== Material provided ==
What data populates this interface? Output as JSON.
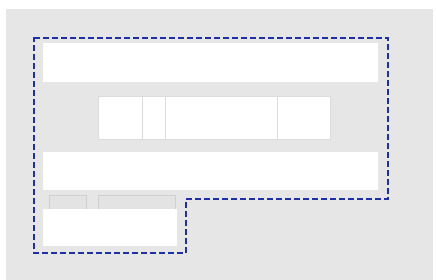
{
  "colors": {
    "page_background": "#ffffff",
    "canvas_background": "#e6e6e6",
    "panel_fill": "#ffffff",
    "cell_border": "#dcdcdc",
    "tab_fill": "#e3e3e3",
    "tab_border": "#cfcfcf",
    "selection_outline": "#1f2fa8"
  },
  "selection": {
    "style": "dashed"
  }
}
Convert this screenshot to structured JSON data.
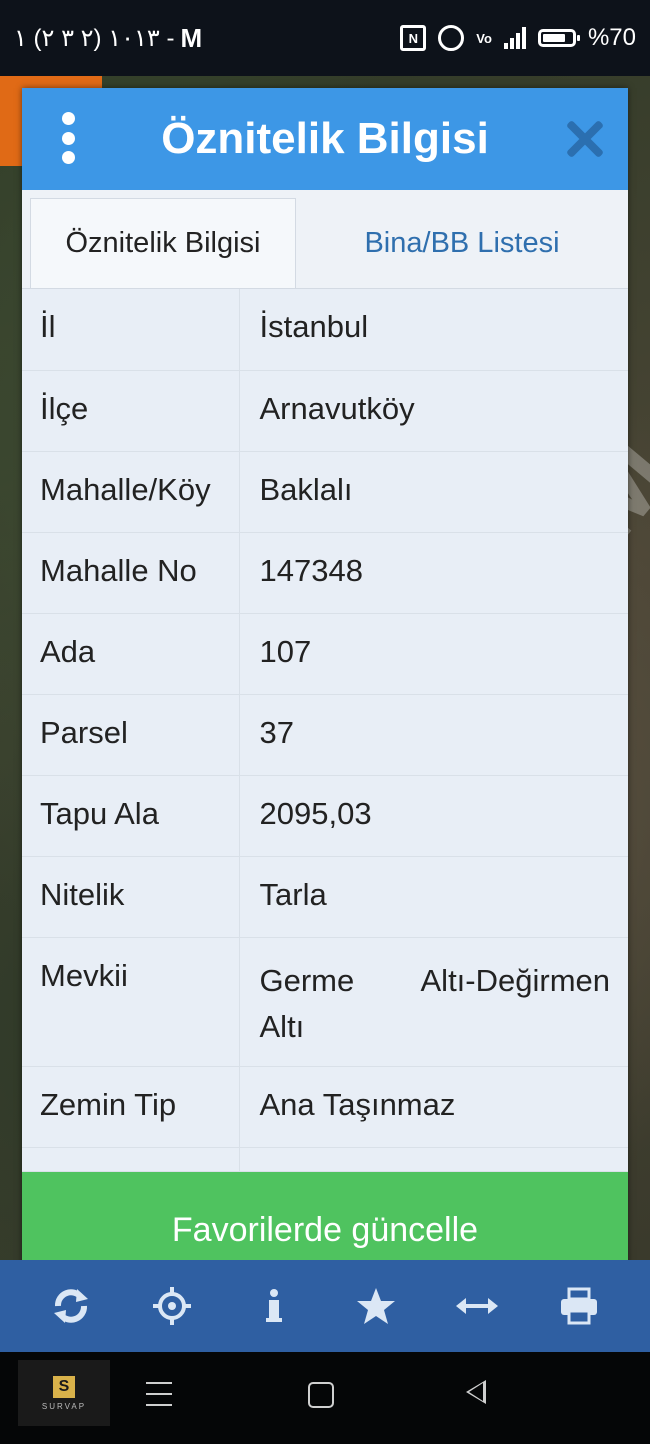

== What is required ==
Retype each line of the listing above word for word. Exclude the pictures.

== Written answer ==
What data populates this interface? Output as JSON.
{
  "colors": {
    "page_background": "#ffffff",
    "canvas_background": "#e6e6e6",
    "panel_fill": "#ffffff",
    "cell_border": "#dcdcdc",
    "tab_fill": "#e3e3e3",
    "tab_border": "#cfcfcf",
    "selection_outline": "#1f2fa8"
  },
  "selection": {
    "style": "dashed"
  }
}
Convert this screenshot to structured JSON data.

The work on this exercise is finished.